Location: Houston, Texas
Posts: 6,177
Year: 1946
Coachwork: Chevrolet/Wayne
Chassis: 1- 1/2 ton
Engine: Cummins 4BT
Rated Cap: 15
A torch can also help break nuts, bolts and even sheetmetal screws loose. Oxy, Blow, propane, whatever. But...you do have to keep up with which ones are hot...and which ones are OK to sit on. Ask me how I know.
Tango is offline   Reply With Quote
Old 10-14-2015, 09:41 PM   #40
Bus Crazy
 
ol trunt's Avatar
 
Join Date: Apr 2012
Location: So Cal
Posts: 1,962
Year: 1935
Coachwork: Superior
Chassis: Chevy
Engine: 317 ci/tid / Isuzu
I also use the "Tango Tool" but I've learned to use an awl to pick some of the paint out of the slots before I use the tool. That way I can use a 1# hammer to work the tool and it doesn't completely flatten my thumb when I miss.
ol trunt is offline   Reply With Quote
Reply

Thread Tools
Display Modes

Posting Rules
You may not post new threads
You may not post replies
You may not post attachments
You may not edit your posts

BB code is On
Smilies are On
[IMG] code is On
HTML code is Off
Trackbacks are Off
Pingbacks are Off
Refbacks are Off


» Virginia Campgrounds

Reviews provided by

Powered by vBadvanced CMPS v3.2.3

All times are GMT -5. The time now is 01:16 PM.

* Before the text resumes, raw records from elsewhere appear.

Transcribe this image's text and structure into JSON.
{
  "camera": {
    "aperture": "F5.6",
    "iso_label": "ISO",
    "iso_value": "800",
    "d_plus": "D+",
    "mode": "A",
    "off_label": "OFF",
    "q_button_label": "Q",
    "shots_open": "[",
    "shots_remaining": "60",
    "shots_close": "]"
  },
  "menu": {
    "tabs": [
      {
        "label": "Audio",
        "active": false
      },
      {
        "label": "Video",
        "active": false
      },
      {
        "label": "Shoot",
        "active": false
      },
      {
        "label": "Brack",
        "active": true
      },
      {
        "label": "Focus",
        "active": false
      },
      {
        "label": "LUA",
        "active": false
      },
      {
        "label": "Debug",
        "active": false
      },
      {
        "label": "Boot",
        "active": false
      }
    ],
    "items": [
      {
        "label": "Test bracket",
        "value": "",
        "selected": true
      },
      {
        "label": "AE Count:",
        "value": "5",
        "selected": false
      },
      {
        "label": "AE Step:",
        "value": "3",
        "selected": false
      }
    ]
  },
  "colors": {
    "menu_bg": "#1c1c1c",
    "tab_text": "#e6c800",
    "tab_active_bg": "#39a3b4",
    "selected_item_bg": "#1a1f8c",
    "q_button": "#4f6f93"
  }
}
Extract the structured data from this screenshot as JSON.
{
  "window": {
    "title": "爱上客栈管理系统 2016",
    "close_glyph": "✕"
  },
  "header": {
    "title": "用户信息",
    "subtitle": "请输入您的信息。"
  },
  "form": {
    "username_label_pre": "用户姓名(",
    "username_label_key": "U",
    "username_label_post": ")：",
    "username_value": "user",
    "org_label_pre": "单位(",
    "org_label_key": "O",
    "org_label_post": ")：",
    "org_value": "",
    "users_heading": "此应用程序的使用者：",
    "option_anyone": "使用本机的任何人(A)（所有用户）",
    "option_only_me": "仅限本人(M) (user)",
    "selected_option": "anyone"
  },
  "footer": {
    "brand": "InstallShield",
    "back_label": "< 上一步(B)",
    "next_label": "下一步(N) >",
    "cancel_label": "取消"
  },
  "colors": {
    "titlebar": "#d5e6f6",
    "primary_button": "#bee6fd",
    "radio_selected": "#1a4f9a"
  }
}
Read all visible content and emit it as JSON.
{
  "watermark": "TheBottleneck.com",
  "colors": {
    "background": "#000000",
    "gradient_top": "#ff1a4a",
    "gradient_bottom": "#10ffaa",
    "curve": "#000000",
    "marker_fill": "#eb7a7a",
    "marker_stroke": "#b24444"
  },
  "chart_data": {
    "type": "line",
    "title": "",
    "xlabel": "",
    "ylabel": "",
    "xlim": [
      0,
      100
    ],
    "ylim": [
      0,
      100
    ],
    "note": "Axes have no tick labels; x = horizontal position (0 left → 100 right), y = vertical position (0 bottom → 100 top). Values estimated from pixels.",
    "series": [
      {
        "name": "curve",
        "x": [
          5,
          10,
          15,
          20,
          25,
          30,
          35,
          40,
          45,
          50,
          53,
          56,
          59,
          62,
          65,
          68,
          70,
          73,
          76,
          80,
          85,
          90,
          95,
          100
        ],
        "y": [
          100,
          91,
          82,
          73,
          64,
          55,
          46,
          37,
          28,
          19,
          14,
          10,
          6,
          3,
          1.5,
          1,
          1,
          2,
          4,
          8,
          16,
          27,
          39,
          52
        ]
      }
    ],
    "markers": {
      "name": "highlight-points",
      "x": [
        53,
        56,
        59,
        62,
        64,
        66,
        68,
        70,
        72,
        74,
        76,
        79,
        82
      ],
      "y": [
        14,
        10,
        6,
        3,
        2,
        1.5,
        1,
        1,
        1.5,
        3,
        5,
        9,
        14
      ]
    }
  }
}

Powered by vBulletin® Version 3.8.8 Beta 4
Copyright ©2000 - 2017, vBulletin Solutions, Inc.